wild sunflower in winter
saint paul, minnesota
i am a natural rule bender and steve is a natural rule follower. every now and then i like to provoke him with some slightly outrageous suggestion that i know will divide him painfully between his wish to follow the rule i’m proposing to break, and his wish to follow the competing rule that says “make MJ happy.” increasingly he is willing to choose the latter, which is one more thing i love about him. every once in a while, though, i still get the old skeptical stevie, giving me The Look over his glasses. “just keeping it fresh,” i say. in a similar spirit, i offer you a bird wing this morning, almost entirely stripped of its barbs, but with shafts still intact. this is supposed to be a peaceful and pretty blog. but i’m pretty sure it was little mites that ate away every part of this wing except the skeleton. just keeping it fresh.
bird wing with no barbs but shafts still in tact

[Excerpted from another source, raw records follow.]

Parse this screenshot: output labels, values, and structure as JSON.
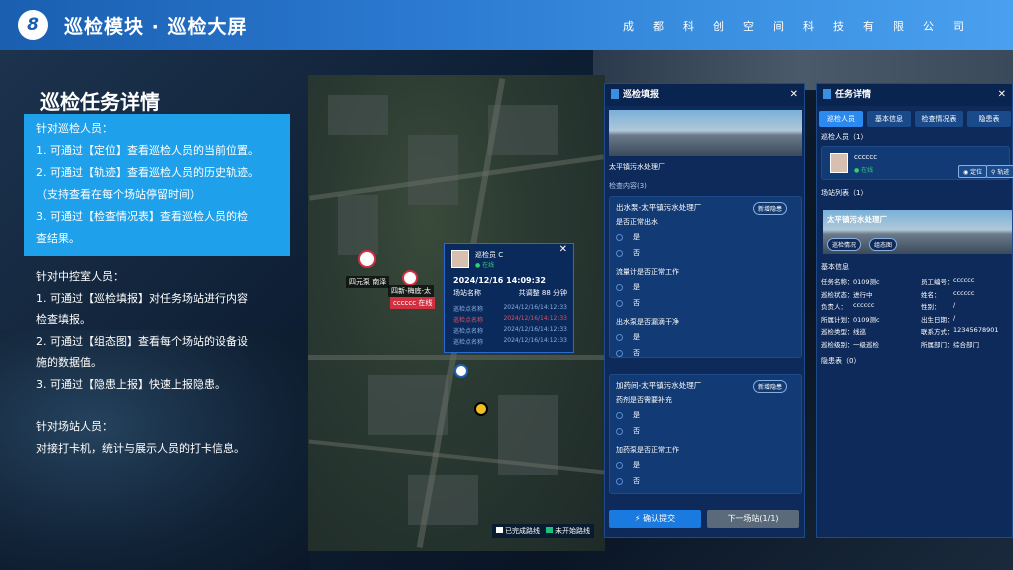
{
  "header": {
    "num": "8",
    "title": "巡检模块 · 巡检大屏",
    "company": "成都科创空间科技有限公司"
  },
  "section_title": "巡检任务详情",
  "highlight": [
    "针对巡检人员：",
    "1. 可通过【定位】查看巡检人员的当前位置。",
    "2. 可通过【轨迹】查看巡检人员的历史轨迹。",
    "（支持查看在每个场站停留时间）",
    "3. 可通过【检查情况表】查看巡检人员的检",
    "查结果。"
  ],
  "desc": [
    "针对中控室人员：",
    "1. 可通过【巡检填报】对任务场站进行内容",
    "检查填报。",
    "2. 可通过【组态图】查看每个场站的设备设",
    "施的数据值。",
    "3. 可通过【隐患上报】快速上报隐患。",
    "",
    "针对场站人员：",
    "对接打卡机，统计与展示人员的打卡信息。"
  ],
  "map": {
    "label_a": "四元泵 南泽",
    "label_b": "四新-梅底-太",
    "label_c": "cccccc 在线"
  },
  "popup": {
    "name": "巡检员 C",
    "status": "● 在线",
    "time": "2024/12/16 14:09:32",
    "site_label": "场站名称",
    "site_value": "共调整 88 分钟",
    "rows": [
      {
        "a": "巡检点名称",
        "b": "2024/12/16/14:12:33"
      },
      {
        "a": "巡检点名称",
        "b": "2024/12/16/14:12:33"
      },
      {
        "a": "巡检点名称",
        "b": "2024/12/16/14:12:33"
      },
      {
        "a": "巡检点名称",
        "b": "2024/12/16/14:12:33"
      }
    ]
  },
  "legend": {
    "a": "已完成路线",
    "b": "未开始路线"
  },
  "fill": {
    "title": "巡检填报",
    "plant": "太平镇污水处理厂",
    "check_count": "检查内容(3)",
    "card1": {
      "title": "出水泵-太平镇污水处理厂",
      "tag": "新增隐患",
      "q1": "是否正常出水",
      "q2": "流量计是否正常工作",
      "q3": "出水泵是否漏滴干净"
    },
    "card2": {
      "title": "加药间-太平镇污水处理厂",
      "tag": "新增隐患",
      "q1": "药剂是否需要补充",
      "q2": "加药泵是否正常工作"
    },
    "yes": "是",
    "no": "否",
    "submit": "⚡ 确认提交",
    "next": "下一场站(1/1)"
  },
  "task": {
    "title": "任务详情",
    "tabs": [
      "巡检人员",
      "基本信息",
      "检查情况表",
      "隐患表"
    ],
    "person_head": "巡检人员（1）",
    "person_name": "cccccc",
    "person_status": "● 在线",
    "locate": "定位",
    "track": "轨迹",
    "site_head": "场站列表（1）",
    "site_name": "太平镇污水处理厂",
    "site_btn1": "巡检情况",
    "site_btn2": "组态图",
    "basic_head": "基本信息",
    "info": [
      [
        "任务名称：",
        "0109测c",
        "员工编号：",
        "cccccc"
      ],
      [
        "巡检状态：",
        "进行中",
        "姓名：",
        "cccccc"
      ],
      [
        "负责人：",
        "cccccc",
        "性别：",
        "/"
      ],
      [
        "所属计划：",
        "0109测c",
        "出生日期：",
        "/"
      ],
      [
        "巡检类型：",
        "线巡",
        "联系方式：",
        "12345678901"
      ],
      [
        "巡检级别：",
        "一级巡检",
        "所属部门：",
        "综合部门"
      ]
    ],
    "hazard": "隐患表（0）"
  },
  "colors": {
    "accent": "#1fa0ea",
    "panel": "#0d2a5a"
  }
}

i am doing some product shots for a friend. she wants me to work within my STILL style. i got to pick my two color palettes. i chose gray. of course. and blue. here are my assembled props for the grays. an easy assignment in minnesota in february. blue, on the other hand…yeah, what exactly was i thinking there? can i take a mulligan?
a collection of winter grays

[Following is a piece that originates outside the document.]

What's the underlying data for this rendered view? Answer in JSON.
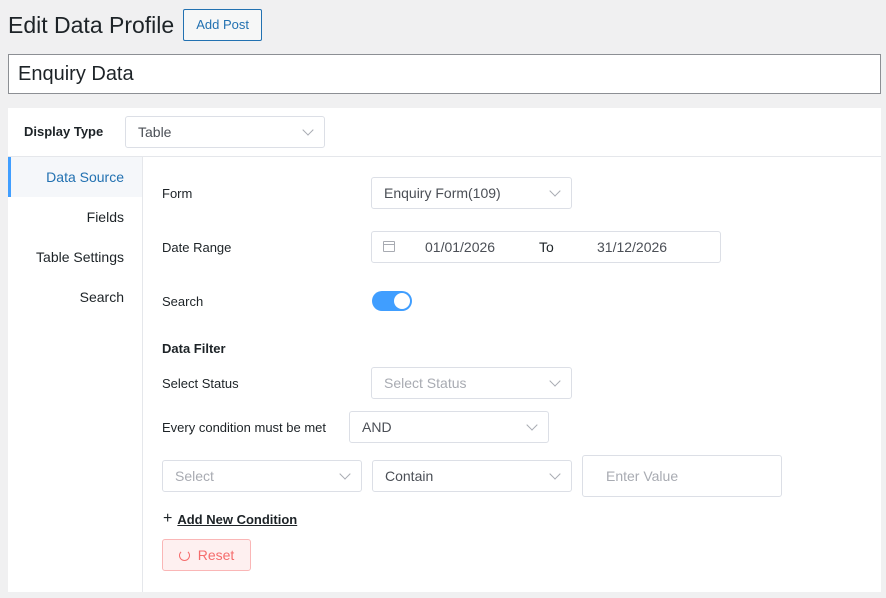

here’s my late night take. i imagine these heads of timothy grass as firework sparklers, i can envision the half-spent heads as those that didn’t burn completely. they left some of their combustion in reserve, and they ended looking a little ragged and the worse for wear. but the bare sparkler in the foreground burned bright, without holding back, and he reached winter elegantly spent. i like him.
timothy grass in winter
rice creek regional trail, saint paul, minnesota
i think we assume that everyone softens as the end draws near. that old age turns people fond and lovable and unthreatening. this happened with my difficult father. his gradual acceptance of the inevitable sweetened him and softened his bristly edges. others i can think of are going to end like this thistle leaf, crisping, curling into themselves, but never dropping their thorns.
thistle leaf in winter
grass lake regional trail, saint paul, minnesota